"This is because a well-considered and balanced article is not only time consuming and challenging to write, but ultimately sells less copies, brings in less traffic, and consequently less advertising dollars than shock-horror headlines. All journalists who want to tell substantive, well-researched stories face this problem."
Humans under the failed leadership of political, Commercial & Religious elements have gradually dismantled this planet's life sustaining natural systems which has been accelerated since World War I thanks to the misuse and abuses of science. Quite literally our Earth (Home) has been trashed and abused for it's natural resources to such a degree that many parts are becoming unlivable. Hence the migration of people to the prosperous industrial countries. And yet very few are taking not. This question begs, Why is the average human content with living in a home in an ever growing homeless world ?

Some Interesting References
New York Times: Exclusive Golf Course Is Organic, So Weeds Get In
New York Times: The Grass Is Greener at Harvard
Brown's Ranch: Regenerating Landscaoes for a Sustainable Future
Reclaimed Water: Municipal Projects, CalTrans Landscaping & Pompous Grass Resorts
In Pursuit of the Perfect Lawn (& Why I've always hated Lawns as a Landscaper) 
Native Plants, Micro-Organisms & Habitat Building Resources for creating commercial Ecological Habitats through Biomimicry
California Chaparral Institute
Las Pilitas Native California Plants Nursery
Tree of Life Native Plants Nursery
Mycorrhizal Applications Inc
Lebanon Turf & Biologicals
Some Great News in the Biological Controls Research & Development Department
The article in Entomology Today dealt with grub issues in the lawns that the Vinetard Groundskeepers had to deal with. Here is the latest from the online journal Entomology Today on potential biological controls:
Journal of Integrated Pest Management (JIPM) Article on Masked Chafer Grubs in Turfgrass Explains Management Techniques

Credit Entomological Society of America

Most people are more familiar with the larval form of masked chafers,
like the one shown here.

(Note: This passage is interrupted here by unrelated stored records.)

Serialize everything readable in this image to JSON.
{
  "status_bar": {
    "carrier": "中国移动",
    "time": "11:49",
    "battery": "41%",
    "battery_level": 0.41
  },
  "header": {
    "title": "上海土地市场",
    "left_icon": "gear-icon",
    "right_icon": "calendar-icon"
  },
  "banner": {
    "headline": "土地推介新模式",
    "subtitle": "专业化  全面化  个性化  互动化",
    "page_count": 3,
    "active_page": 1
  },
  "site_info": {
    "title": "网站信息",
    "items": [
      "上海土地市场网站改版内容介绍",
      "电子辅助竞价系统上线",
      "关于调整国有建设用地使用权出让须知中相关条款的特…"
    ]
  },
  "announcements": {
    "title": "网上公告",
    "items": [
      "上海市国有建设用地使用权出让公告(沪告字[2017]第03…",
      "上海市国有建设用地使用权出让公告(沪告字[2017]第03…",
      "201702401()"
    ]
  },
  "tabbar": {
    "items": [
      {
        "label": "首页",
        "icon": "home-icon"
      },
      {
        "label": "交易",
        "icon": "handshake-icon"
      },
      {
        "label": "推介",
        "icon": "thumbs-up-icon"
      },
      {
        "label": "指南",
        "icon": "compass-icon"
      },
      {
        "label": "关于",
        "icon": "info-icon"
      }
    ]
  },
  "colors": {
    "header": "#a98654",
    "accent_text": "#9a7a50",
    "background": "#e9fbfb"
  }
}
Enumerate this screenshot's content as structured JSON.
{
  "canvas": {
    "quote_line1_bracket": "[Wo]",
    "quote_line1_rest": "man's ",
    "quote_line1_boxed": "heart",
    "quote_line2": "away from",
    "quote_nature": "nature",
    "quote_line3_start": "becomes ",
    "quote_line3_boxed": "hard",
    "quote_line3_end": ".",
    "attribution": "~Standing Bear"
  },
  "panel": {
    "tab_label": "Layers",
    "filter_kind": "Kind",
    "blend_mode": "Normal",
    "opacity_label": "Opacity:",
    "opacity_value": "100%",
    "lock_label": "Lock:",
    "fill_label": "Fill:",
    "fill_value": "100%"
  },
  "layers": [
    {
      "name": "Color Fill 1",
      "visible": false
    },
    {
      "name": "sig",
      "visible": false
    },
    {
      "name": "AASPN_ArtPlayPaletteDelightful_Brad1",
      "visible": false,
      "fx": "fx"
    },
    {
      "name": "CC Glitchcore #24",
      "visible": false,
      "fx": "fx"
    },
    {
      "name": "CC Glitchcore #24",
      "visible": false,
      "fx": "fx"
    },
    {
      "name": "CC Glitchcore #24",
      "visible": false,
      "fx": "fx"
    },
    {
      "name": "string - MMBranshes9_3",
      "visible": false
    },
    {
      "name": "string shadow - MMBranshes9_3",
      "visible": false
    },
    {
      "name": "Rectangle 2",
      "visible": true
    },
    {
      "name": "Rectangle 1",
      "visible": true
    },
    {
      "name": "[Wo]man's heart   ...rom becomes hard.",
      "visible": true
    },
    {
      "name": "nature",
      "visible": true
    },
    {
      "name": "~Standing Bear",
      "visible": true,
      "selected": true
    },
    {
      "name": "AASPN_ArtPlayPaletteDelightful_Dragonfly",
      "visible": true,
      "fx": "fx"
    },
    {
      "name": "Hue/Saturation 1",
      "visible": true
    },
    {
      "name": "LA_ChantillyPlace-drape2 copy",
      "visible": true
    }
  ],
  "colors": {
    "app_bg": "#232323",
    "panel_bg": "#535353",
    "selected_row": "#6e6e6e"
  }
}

Often called “white grubs,” these
cream-colored and brown-headed larvae can grow to an inch long and
 are typically discovered in the soil lying in a characteristic C-shape.